Squirrel Flower Shares Sorrowful and Stunning “Streetlight Blues”


The Boston-based Ella O’Connor Williams, who performs as Squirrel Flower, released the beautifully elegiac “Streetlight Blues” as the third single from her forthcoming debut album I Was Born Swimming, and this poetic song is well-worth a close-read or, rather, listen.

“Streetlight Blues” opens with Squirrel Flower singing an evocative pair of lines: “Bugs in the streetlight / our time is over soon” accompanied by her restrained but affecting electric guitar playing. Particularly lovely is the falling melisma she uses on the last word of the line. She repeats this memento mori once in the same fashion, before adding, with more intensity: “Don’t say that you love me then make other plans” – drums kicking in on the final word.

After a short country-inflected instrumental interlude, Squirrel Flower picks up with the second verse: “All my friends are at the party / But I got other plans / My body is buzzin’ as I start to dance.” The near rhyme on “plans” and “dance,” deftly ties the lines together. Moreover, on the topic of connected images between the verses, Squirrel Flower now almost seems lyrically metamorphized into one of the “bugs” from the opening – her body “buzzin’” like theirs might.

In the third verse, Squirrel Flower skillfully synthesizes imagery from the first and second verses, repeating four times with building instrumental intensity: “We're a streetlight buzzin', about to go out.” That the streetlight itself is “buzzin’” like Squirrel Flower and the bugs, suggests its liveliness, but also indicates that it is “about to go out” – or die.

In the final verse, Squirrel Flower returns to her opening couplet. Her words “our time” now seem to signify not just this particular relationship coming to an end, but to a broader array of endings, such as of the night itself, youth, or even life – at least the lives of the seemingly doomed bugs.

This may seem a lot to hang on apparently simple lyrics, however, Squirrel Flower explained in an Instagram post that the song is “about blowing off your friends to dance alone in waves of emotion, about the end of something- life, seasons, a relationship, a streetlamp.” What Squirrel Flower leaves the listener with is not only a sense of sorrow but also of beauty – that in the fleeting period of time we have, we might buzz and dance and maybe, make exquisite art.
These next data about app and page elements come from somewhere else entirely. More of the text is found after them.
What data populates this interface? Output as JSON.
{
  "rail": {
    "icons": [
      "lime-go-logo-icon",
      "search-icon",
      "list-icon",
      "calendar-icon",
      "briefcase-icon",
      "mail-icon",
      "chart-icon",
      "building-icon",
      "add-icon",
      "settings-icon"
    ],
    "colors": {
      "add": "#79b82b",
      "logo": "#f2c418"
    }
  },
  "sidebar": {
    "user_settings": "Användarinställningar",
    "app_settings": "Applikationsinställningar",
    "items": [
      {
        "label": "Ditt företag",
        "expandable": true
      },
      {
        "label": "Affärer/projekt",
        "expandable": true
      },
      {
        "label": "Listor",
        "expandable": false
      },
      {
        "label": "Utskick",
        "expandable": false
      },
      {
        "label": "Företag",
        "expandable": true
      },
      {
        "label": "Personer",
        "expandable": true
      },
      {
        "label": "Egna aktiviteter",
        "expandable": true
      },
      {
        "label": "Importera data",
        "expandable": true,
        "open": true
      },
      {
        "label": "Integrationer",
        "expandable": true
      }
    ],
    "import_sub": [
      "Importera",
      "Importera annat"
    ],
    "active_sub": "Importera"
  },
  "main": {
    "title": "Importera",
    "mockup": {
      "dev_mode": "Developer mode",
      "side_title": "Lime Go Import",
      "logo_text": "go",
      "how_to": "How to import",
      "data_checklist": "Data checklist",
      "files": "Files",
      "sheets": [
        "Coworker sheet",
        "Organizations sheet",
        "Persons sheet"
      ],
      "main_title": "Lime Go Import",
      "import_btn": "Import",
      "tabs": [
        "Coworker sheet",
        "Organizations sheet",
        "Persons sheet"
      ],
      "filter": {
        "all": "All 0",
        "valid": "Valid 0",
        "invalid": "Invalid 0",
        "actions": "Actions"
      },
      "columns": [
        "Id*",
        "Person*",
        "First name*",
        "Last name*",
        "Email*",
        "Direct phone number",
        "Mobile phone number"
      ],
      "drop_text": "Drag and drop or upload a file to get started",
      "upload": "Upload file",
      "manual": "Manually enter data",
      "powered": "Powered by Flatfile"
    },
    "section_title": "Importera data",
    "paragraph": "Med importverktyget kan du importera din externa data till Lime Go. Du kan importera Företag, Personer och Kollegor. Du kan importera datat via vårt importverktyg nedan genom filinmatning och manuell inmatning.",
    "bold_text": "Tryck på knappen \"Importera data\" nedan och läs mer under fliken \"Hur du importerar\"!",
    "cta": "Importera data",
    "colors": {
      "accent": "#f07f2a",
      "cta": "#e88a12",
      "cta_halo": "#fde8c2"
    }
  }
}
You can listen to Squirrel Flowers' music here. I Was Born Swimming drops on January 31st.

//A.J. Cohn '21 is a DJ on Record Hospital